This week, Russia's Alexei Vorobyov only came in 16th place in the Eurovision song contest, prompting grumpy comments that Russia was represented by a "gopnik," or yob, who swore live on television.
Vorobyov was picked by Channel One as a safe pair of hands for the contest, instead of putting it up to public vote, in a clear sign that Russia just wanted to put in a respectable presence rather than have to repaint Olimpiisky again. His placing was seen as a failure in Russia, even if it was better than "king of pop" Filipp Kirkorov's 17th place in 1995, when Russia was still getting to grips with europop.
Vorobyov comes from the blue-collar town of Tula, and his site says his father is a security guard. He won a talent show on the Rossia channel called "The Secret of Your Success," skated in the celebrity show "Ice and Fire" with Olympic champion Tatyana Navka and went on Channel One's "Cruel Games," one of those shows where famous people have to try not to fall into the water while climbing over foam rubber obstacles.
Vorobyov blamed politics for his placing in a message on his web site, saying "I realized that this year would be very hard because Russia has no friends in Europe today, but I believed that I could break through this with a high quality performance. But politics turned out to be stronger than music."
Oddly enough, Azerbaijan won, despite hardly having a spotless political reputation.
When Vorobyov got through his semifinal, he was shown on television in a white wife-beater vest, waving a flag and shouting audibly: "This is Russia, [expletive]. Come here, [expletive]. Look in my eyes, [expletive]." He said later he did not realize the microphone was switched on. "Any normal Russian person when he is filled with emotions can let words out," he told Izvestia.
Admittedly, this would not have offended most of the audience and is unlikely to have influenced the result outside the ex-Soviet Union.

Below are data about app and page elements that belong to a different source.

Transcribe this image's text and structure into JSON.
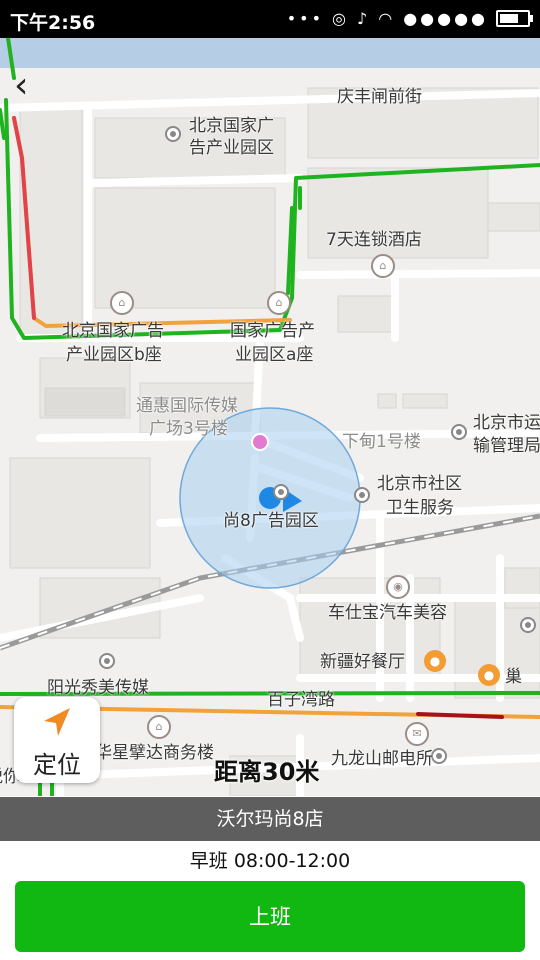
{
  "status_bar": {
    "time": "下午2:56",
    "signal_dots": "●●●●●"
  },
  "map": {
    "labels": {
      "qingfeng": "庆丰闸前街",
      "bj_ad_park_1": "北京国家广",
      "bj_ad_park_2": "告产业园区",
      "hotel": "7天连锁酒店",
      "park_b_1": "北京国家广告",
      "park_b_2": "产业园区b座",
      "park_a_1": "国家广告产",
      "park_a_2": "业园区a座",
      "tonghui_1": "通惠国际传媒",
      "tonghui_2": "广场3号楼",
      "xiadian": "下甸1号楼",
      "transport_1": "北京市运",
      "transport_2": "输管理局",
      "community_1": "北京市社区",
      "community_2": "卫生服务",
      "shang8": "尚8广告园区",
      "carwash": "车仕宝汽车美容",
      "xinjiang": "新疆好餐厅",
      "chao": "巢",
      "yangguang": "阳光秀美传媒",
      "baiziwan": "百子湾路",
      "huaxing": "华星擘达商务楼",
      "jiulong": "九龙山邮电所",
      "left_cut": "悦你"
    },
    "colors": {
      "road_green": "#1fb31f",
      "road_orange": "#f2a23b",
      "road_red": "#e0444a",
      "road_darkred": "#a8101c",
      "accuracy_fill": "#a8cff0",
      "location_blue": "#1e88e5"
    }
  },
  "back_icon": "‹",
  "locate_button": {
    "label": "定位"
  },
  "distance_text": "距离30米",
  "store_name": "沃尔玛尚8店",
  "shift_text": "早班 08:00-12:00",
  "checkin_button": {
    "label": "上班"
  }
}
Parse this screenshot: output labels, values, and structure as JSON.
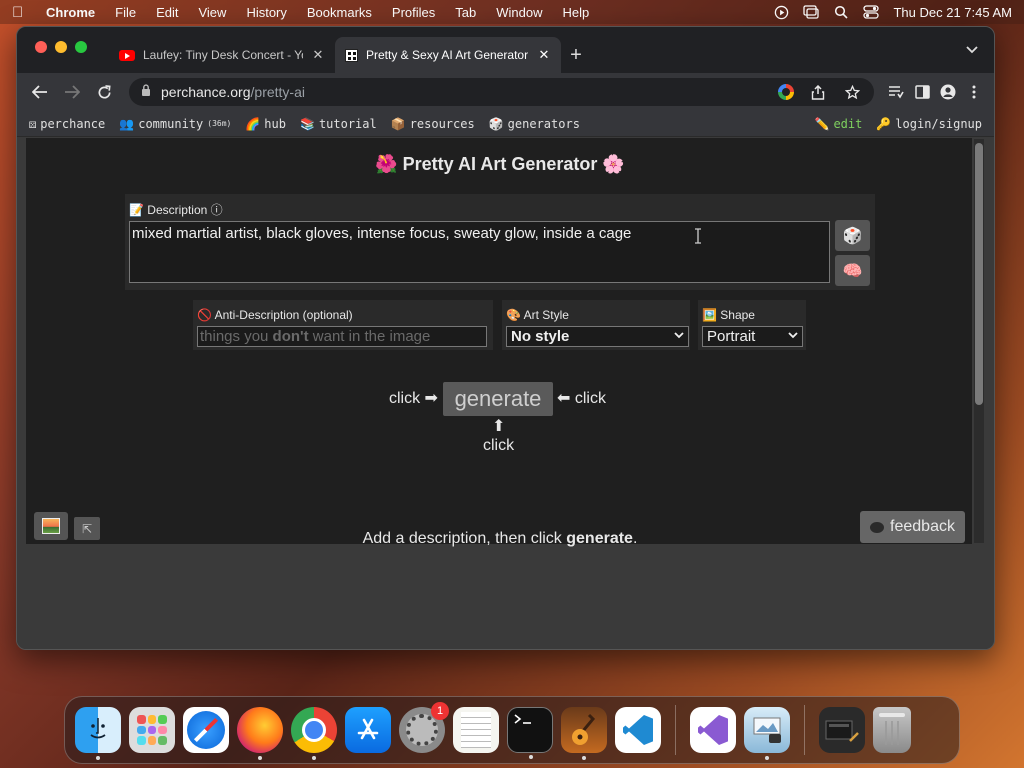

But it was not going to win him fans in Russia, where the word may be heard on every street corner but is still taboo on television.
"Alexei Vorobyov hardly embodied aristocratic manners and education," music critic Boris Barabanov wrote in Kommersant. "Live on air after the semifinal he showed himself in the image of a jubilant gopnik."
Vedomosti compared Vorobyov to a Russian footballer, who let the nation down by swearing into a camera while playing in an international match, saying he had gone further. "He pronounced several times a word of five letters starting with the second letter of the Russian alphabet," it wrote cryptically. "What's more he combined it with the name of his own country. It came across, to put it mildly, as not very patriotic."
"His swearing and inability to behave significantly lowered his chances of getting a decent place," Vedomosti wrote.
Izvestia laid into him for another gaffe — saying his decision to wish the audience a happy Victory Day in the semifinal was somewhat inappropriate, since the contest was being held in Germany.
Russian celebrities hurried to distance themselves from Vorobyov with quips about swearing. "All the same, the Russian proverb is right, don't say '[expletive]' before your eggs are hatched," voluptuous television host Anfisa Chekhova wrote on Twitter.
"You mustn't be in a hurry to say '[expletive] you,'" wrote pop producer Iosif Prigozhin (whose wife and protege Valeriya failed to get through the Russia heat in 2009). "Get it done first, and then celebrate."
"I think this will be the most memorable hit from Vorobyov, representing our cultured country," pop singer Sergei Lazarev (who failed to win the Russia heat in 2008) commented acidly. "Lyokha, stick to singing. Don't talk!"